DATA TO USE
---+---

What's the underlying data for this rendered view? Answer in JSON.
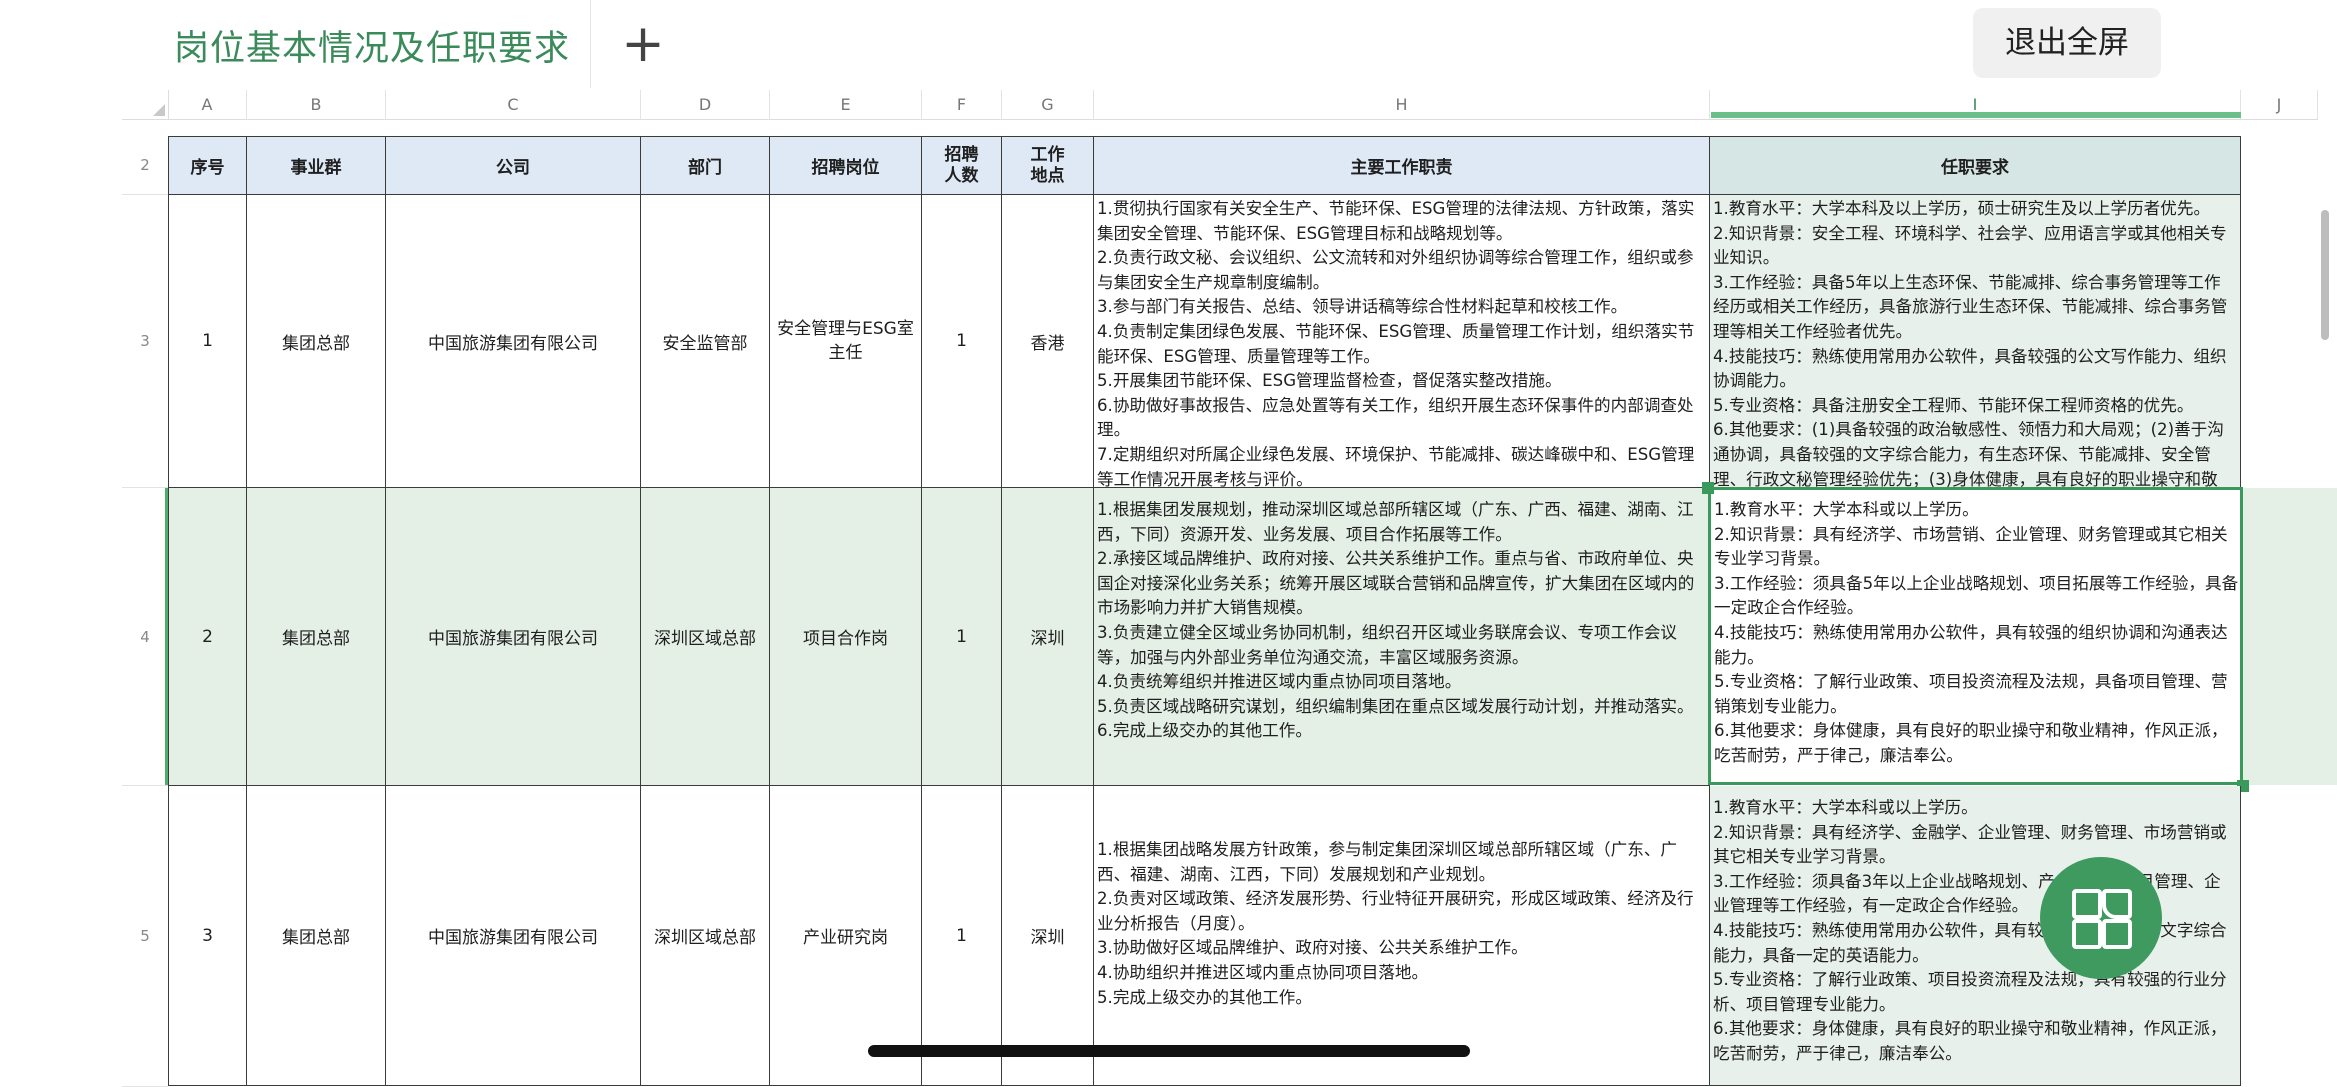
{
  "tab": {
    "title": "岗位基本情况及任职要求",
    "add": "+"
  },
  "exit_button": "退出全屏",
  "columns": [
    "A",
    "B",
    "C",
    "D",
    "E",
    "F",
    "G",
    "H",
    "I",
    "J"
  ],
  "row_numbers": [
    "2",
    "3",
    "4",
    "5"
  ],
  "header": {
    "seq": "序号",
    "group": "事业群",
    "company": "公司",
    "dept": "部门",
    "position": "招聘岗位",
    "count": "招聘\n人数",
    "location": "工作\n地点",
    "duties": "主要工作职责",
    "requirements": "任职要求"
  },
  "rows": [
    {
      "seq": "1",
      "group": "集团总部",
      "company": "中国旅游集团有限公司",
      "dept": "安全监管部",
      "position": "安全管理与ESG室\n主任",
      "count": "1",
      "location": "香港",
      "duties": "1.贯彻执行国家有关安全生产、节能环保、ESG管理的法律法规、方针政策，落实集团安全管理、节能环保、ESG管理目标和战略规划等。\n2.负责行政文秘、会议组织、公文流转和对外组织协调等综合管理工作，组织或参与集团安全生产规章制度编制。\n3.参与部门有关报告、总结、领导讲话稿等综合性材料起草和校核工作。\n4.负责制定集团绿色发展、节能环保、ESG管理、质量管理工作计划，组织落实节能环保、ESG管理、质量管理等工作。\n5.开展集团节能环保、ESG管理监督检查，督促落实整改措施。\n6.协助做好事故报告、应急处置等有关工作，组织开展生态环保事件的内部调查处理。\n7.定期组织对所属企业绿色发展、环境保护、节能减排、碳达峰碳中和、ESG管理等工作情况开展考核与评价。",
      "requirements": "1.教育水平：大学本科及以上学历，硕士研究生及以上学历者优先。\n2.知识背景：安全工程、环境科学、社会学、应用语言学或其他相关专业知识。\n3.工作经验：具备5年以上生态环保、节能减排、综合事务管理等工作经历或相关工作经历，具备旅游行业生态环保、节能减排、综合事务管理等相关工作经验者优先。\n4.技能技巧：熟练使用常用办公软件，具备较强的公文写作能力、组织协调能力。\n5.专业资格：具备注册安全工程师、节能环保工程师资格的优先。\n6.其他要求：(1)具备较强的政治敏感性、领悟力和大局观；(2)善于沟通协调，具备较强的文字综合能力，有生态环保、节能减排、安全管理、行政文秘管理经验优先；(3)身体健康，具有良好的职业操守和敬"
    },
    {
      "seq": "2",
      "group": "集团总部",
      "company": "中国旅游集团有限公司",
      "dept": "深圳区域总部",
      "position": "项目合作岗",
      "count": "1",
      "location": "深圳",
      "duties": "1.根据集团发展规划，推动深圳区域总部所辖区域（广东、广西、福建、湖南、江西，下同）资源开发、业务发展、项目合作拓展等工作。\n2.承接区域品牌维护、政府对接、公共关系维护工作。重点与省、市政府单位、央国企对接深化业务关系；统筹开展区域联合营销和品牌宣传，扩大集团在区域内的市场影响力并扩大销售规模。\n3.负责建立健全区域业务协同机制，组织召开区域业务联席会议、专项工作会议等，加强与内外部业务单位沟通交流，丰富区域服务资源。\n4.负责统筹组织并推进区域内重点协同项目落地。\n5.负责区域战略研究谋划，组织编制集团在重点区域发展行动计划，并推动落实。\n6.完成上级交办的其他工作。",
      "requirements": "1.教育水平：大学本科或以上学历。\n2.知识背景：具有经济学、市场营销、企业管理、财务管理或其它相关专业学习背景。\n3.工作经验：须具备5年以上企业战略规划、项目拓展等工作经验，具备一定政企合作经验。\n4.技能技巧：熟练使用常用办公软件，具有较强的组织协调和沟通表达能力。\n5.专业资格：了解行业政策、项目投资流程及法规，具备项目管理、营销策划专业能力。\n6.其他要求：身体健康，具有良好的职业操守和敬业精神，作风正派，吃苦耐劳，严于律己，廉洁奉公。"
    },
    {
      "seq": "3",
      "group": "集团总部",
      "company": "中国旅游集团有限公司",
      "dept": "深圳区域总部",
      "position": "产业研究岗",
      "count": "1",
      "location": "深圳",
      "duties": "1.根据集团战略发展方针政策，参与制定集团深圳区域总部所辖区域（广东、广西、福建、湖南、江西，下同）发展规划和产业规划。\n2.负责对区域政策、经济发展形势、行业特征开展研究，形成区域政策、经济及行业分析报告（月度）。\n3.协助做好区域品牌维护、政府对接、公共关系维护工作。\n4.协助组织并推进区域内重点协同项目落地。\n5.完成上级交办的其他工作。",
      "requirements": "1.教育水平：大学本科或以上学历。\n2.知识背景：具有经济学、金融学、企业管理、财务管理、市场营销或其它相关专业学习背景。\n3.工作经验：须具备3年以上企业战略规划、产业研究、项目管理、企业管理等工作经验，有一定政企合作经验。\n4.技能技巧：熟练使用常用办公软件，具有较强的组织协调和文字综合能力，具备一定的英语能力。\n5.专业资格：了解行业政策、项目投资流程及法规，具有较强的行业分析、项目管理专业能力。\n6.其他要求：身体健康，具有良好的职业操守和敬业精神，作风正派，吃苦耐劳，严于律己，廉洁奉公。"
    }
  ],
  "icons": {
    "fab": "apps-grid-icon",
    "add": "plus-icon"
  },
  "colors": {
    "accent": "#3a8a5a",
    "header_fill": "#dfe9f5",
    "selection": "#e4efe6"
  }
}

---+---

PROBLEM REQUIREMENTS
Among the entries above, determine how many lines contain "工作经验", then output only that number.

SOLUTION TO THIS EXERCISE
3